"Like to a friar bold Robin Hood
disguised himself one day,
with beads, gown, hood and crucifix
he passed upon the way."
Ah! Well met, traveler! Welcome ye to Camlann. We be Bawdry and Bliss, mynstrels come at Lord Geoffry's gracious invitation to these jousts and festivities. Why Bawdry and Bliss say you? For we sing each in near equal measure - ballads of courtly love and fine deeds - as well as tales clever maidens pitting their wits against the lecherous - all for your enjoyment and edification.
I wish I had the photos that are currently buried in the storage unit so I could prove that not so long ago, I lived a life as a medieval minstrel in an English village circa 1374. And though I was born a noble woman, and the sumptuary laws of the land required I dress as such, the lead minstrel, Roger of Glastonbury, had accepted my kinsmans' charge to escort me to Lord Geoffry's court where I would take my place as a companion to his own young wife. Though it was not at all proper for me to do something as common as perform with a group of minstrels, when Roger discovered I'd learned all the songs and could even carry a tune, I often sang in places where no word would ever reach my father's court, even though, I wore the petticoats, fine silken coat and rich velvet surcoat of my station. When we arrived at Camlann, Lord Geoffry's lady was so pleased by the music, no fuss was made over the potential ruin of my virtue and reputation. A willing knight with a musical bent petitioned Lord Geoffry for my hand and in the midst of late summer festivals, we were wed. Roger of Glastonbury settled in Camlann and became hosteler of the Bors Hede Inne. Thomas and Michela vanished into the countryside, still singing, though they do return to Camlann come the feast days. And we do once again sing of Robin Hood's Golden Prize.

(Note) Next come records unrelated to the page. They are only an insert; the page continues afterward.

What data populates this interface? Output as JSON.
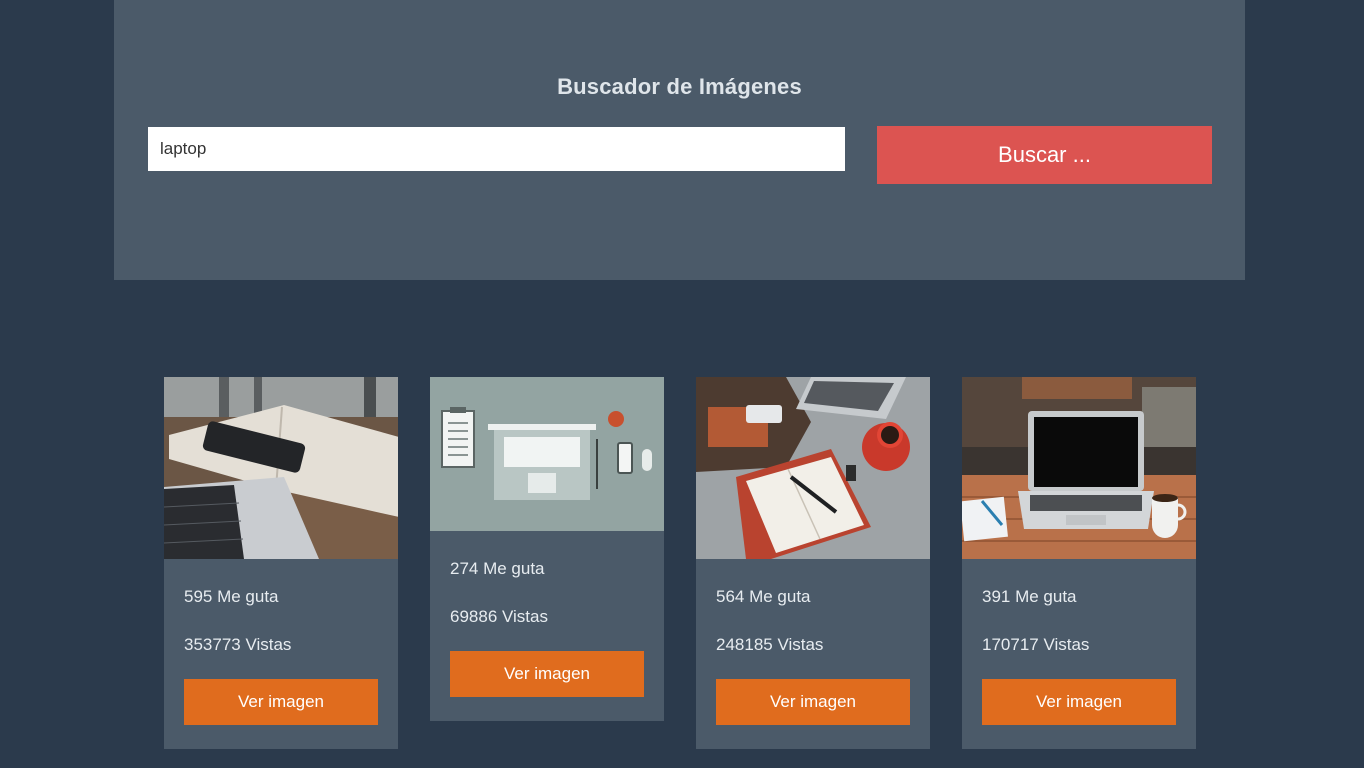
{
  "header": {
    "title": "Buscador de Imágenes",
    "search_value": "laptop",
    "search_button_label": "Buscar ..."
  },
  "colors": {
    "background": "#2b3a4c",
    "panel": "#4b5a69",
    "search_button": "#dc5451",
    "card_button": "#e06c1e"
  },
  "results": [
    {
      "likes": "595 Me guta",
      "views": "353773 Vistas",
      "button_label": "Ver imagen"
    },
    {
      "likes": "274 Me guta",
      "views": "69886 Vistas",
      "button_label": "Ver imagen"
    },
    {
      "likes": "564 Me guta",
      "views": "248185 Vistas",
      "button_label": "Ver imagen"
    },
    {
      "likes": "391 Me guta",
      "views": "170717 Vistas",
      "button_label": "Ver imagen"
    }
  ]
}
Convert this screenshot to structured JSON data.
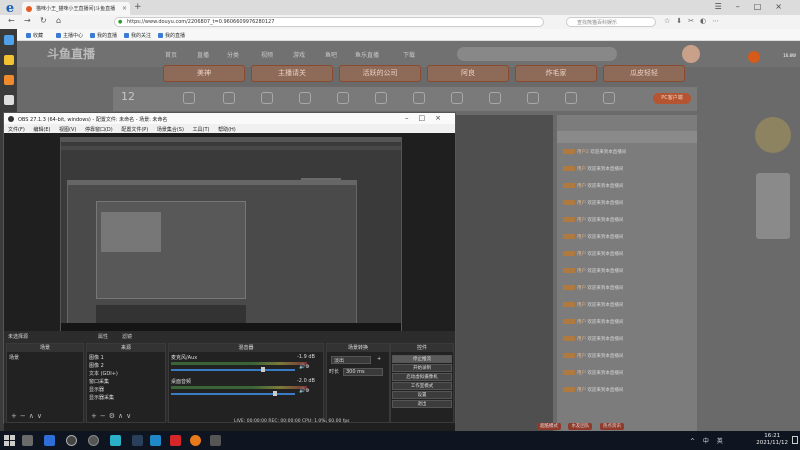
{
  "browser": {
    "logo": "e",
    "tab_title": "猫咪小王_猫咪小王直播间|斗鱼直播",
    "url": "https://www.douyu.com/2206807_t=0.9606609976280127",
    "search_placeholder": "查找熊猫百科娱乐",
    "bookmarks": [
      "收藏",
      "主播中心",
      "我的直播",
      "我的关注",
      "我的直播"
    ]
  },
  "douyu": {
    "logo": "斗鱼直播",
    "nav": [
      "首页",
      "直播",
      "分类",
      "视频",
      "游戏",
      "鱼吧",
      "鱼乐直播",
      "下载"
    ],
    "pill_buttons": [
      "美神",
      "主播请关",
      "活跃的公司",
      "阿良",
      "炸毛家",
      "瓜皮轻轻"
    ],
    "counter": "12",
    "pc_button": "PC客户端",
    "stat": "16.8W",
    "chat_rows": [
      {
        "name": "用户2",
        "text": "欢迎来到本直播间"
      },
      {
        "name": "用户",
        "text": "欢迎来到本直播间"
      },
      {
        "name": "用户",
        "text": "欢迎来到本直播间"
      },
      {
        "name": "用户",
        "text": "欢迎来到本直播间"
      },
      {
        "name": "用户",
        "text": "欢迎来到本直播间"
      },
      {
        "name": "用户",
        "text": "欢迎来到本直播间"
      },
      {
        "name": "用户",
        "text": "欢迎来到本直播间"
      },
      {
        "name": "用户",
        "text": "欢迎来到本直播间"
      },
      {
        "name": "用户",
        "text": "欢迎来到本直播间"
      },
      {
        "name": "用户",
        "text": "欢迎来到本直播间"
      },
      {
        "name": "用户",
        "text": "欢迎来到本直播间"
      },
      {
        "name": "用户",
        "text": "欢迎来到本直播间"
      },
      {
        "name": "用户",
        "text": "欢迎来到本直播间"
      },
      {
        "name": "用户",
        "text": "欢迎来到本直播间"
      },
      {
        "name": "用户",
        "text": "欢迎来到本直播间"
      }
    ],
    "bottom_links": [
      "超酷模式",
      "水友团队",
      "热点资讯"
    ]
  },
  "obs": {
    "title": "OBS 27.1.3 (64-bit, windows) - 配置文件: 未命名 - 场景: 未命名",
    "menu": [
      "文件(F)",
      "编辑(E)",
      "视图(V)",
      "停靠窗口(D)",
      "配置文件(P)",
      "场景集合(S)",
      "工具(T)",
      "帮助(H)"
    ],
    "scene_label": "未选择源",
    "props_btn": "属性",
    "filters_btn": "滤镜",
    "docks": {
      "scenes": "场景",
      "sources": "来源",
      "mixer": "混音器",
      "transitions": "场景转换",
      "controls": "控件"
    },
    "scene_items": [
      "场景"
    ],
    "source_items": [
      "图像 1",
      "图像 2",
      "文本 (GDI+)",
      "窗口采集",
      "显示器",
      "显示器采集"
    ],
    "mixer_items": [
      {
        "name": "麦克风/Aux",
        "db": "-1.9 dB"
      },
      {
        "name": "桌面音频",
        "db": "-2.0 dB"
      }
    ],
    "transition": "淡出",
    "duration_label": "时长",
    "duration_value": "300 ms",
    "controls": [
      "停止推流",
      "开始录制",
      "启动虚拟摄像机",
      "工作室模式",
      "设置",
      "退出"
    ],
    "status": "LIVE: 00:00:00    REC: 00:00:00    CPU: 1.0%, 60.00 fps"
  },
  "taskbar": {
    "tray": "^ 中 英",
    "time": "16:21",
    "date": "2021/11/12"
  }
}
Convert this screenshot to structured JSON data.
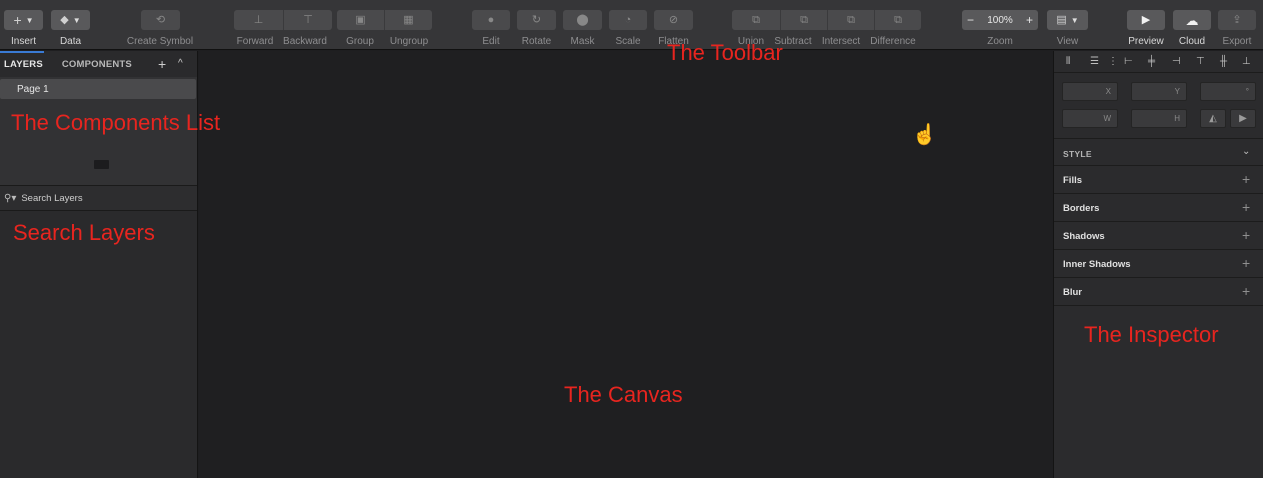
{
  "toolbar": {
    "insert_label": "Insert",
    "data_label": "Data",
    "create_symbol_label": "Create Symbol",
    "forward_label": "Forward",
    "backward_label": "Backward",
    "group_label": "Group",
    "ungroup_label": "Ungroup",
    "edit_label": "Edit",
    "rotate_label": "Rotate",
    "mask_label": "Mask",
    "scale_label": "Scale",
    "flatten_label": "Flatten",
    "union_label": "Union",
    "subtract_label": "Subtract",
    "intersect_label": "Intersect",
    "difference_label": "Difference",
    "zoom_label": "Zoom",
    "zoom_value": "100%",
    "zoom_out": "−",
    "zoom_in": "+",
    "view_label": "View",
    "preview_label": "Preview",
    "cloud_label": "Cloud",
    "export_label": "Export"
  },
  "layers_panel": {
    "tab_layers": "LAYERS",
    "tab_components": "COMPONENTS",
    "add": "+",
    "collapse": "^",
    "pages": [
      {
        "label": "Page 1"
      }
    ],
    "search_placeholder": "Search Layers"
  },
  "inspector": {
    "fields": {
      "x": "X",
      "y": "Y",
      "rotation": "°",
      "w": "W",
      "h": "H"
    },
    "style_title": "STYLE",
    "sections": [
      {
        "label": "Fills"
      },
      {
        "label": "Borders"
      },
      {
        "label": "Shadows"
      },
      {
        "label": "Inner Shadows"
      },
      {
        "label": "Blur"
      }
    ],
    "add": "+"
  },
  "annotations": {
    "toolbar": "The Toolbar",
    "components_list": "The Components List",
    "search_layers": "Search Layers",
    "canvas": "The Canvas",
    "inspector": "The Inspector"
  },
  "colors": {
    "annotation": "#e8251f",
    "tab_underline": "#3a7bd5",
    "toolbar_bg": "#363638",
    "canvas_bg": "#1f1f21"
  },
  "icons": [
    "plus-icon",
    "stack-icon",
    "symbol-icon",
    "forward-icon",
    "backward-icon",
    "group-icon",
    "ungroup-icon",
    "edit-icon",
    "rotate-icon",
    "mask-icon",
    "scale-icon",
    "flatten-icon",
    "union-icon",
    "subtract-icon",
    "intersect-icon",
    "difference-icon",
    "view-icon",
    "play-icon",
    "cloud-icon",
    "share-icon",
    "search-icon",
    "hand-cursor-icon",
    "align-icon",
    "chevron-down-icon"
  ]
}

So there you go. Though it wasn't writing, per se, working at Camlann Medieval Village was keeping oral history. For that was a minstrel's main purpose during medieval times when precious few people could read or write. The songs, ballads, morality tales and recitations of brave and noble deeds were the libraries of the day. And for me, when I auditioned for the living history village outside of Seattle, getting hired into the cast sent me on a multiyear journey into making history live. I really *shouldn't* have been in a noble woman's clothes, but Roger (really the name of the man who runs the educational society that is Camlann) was short cast members and needed me to act as one of the noble ladies during the fights. We simply didn't have time for a costume change before I had to be on stage with Bawdry and Bliss to sing. So we concocted an elaborate story explaining it and worked it for years.
The difference was that while I could make up whatever stories I wanted as an actor in the village, when we sang, we were performing other peoples' stories. It was still story telling. My noble woman's story took on enough of a life of its own that I even started writing it down at one point. Don't know that it will ever see the light of day. Mostly because I learned useless stuff like 'ye, thee, and thou' are singular - only referring to one person, while 'you' was plural - only referring to groups of people. Those rules are still in my head and I'd write that way. Plenty of critique partners have informed me that no one wants to have to read that. So maybe my noble minstrel will just stay in 1374.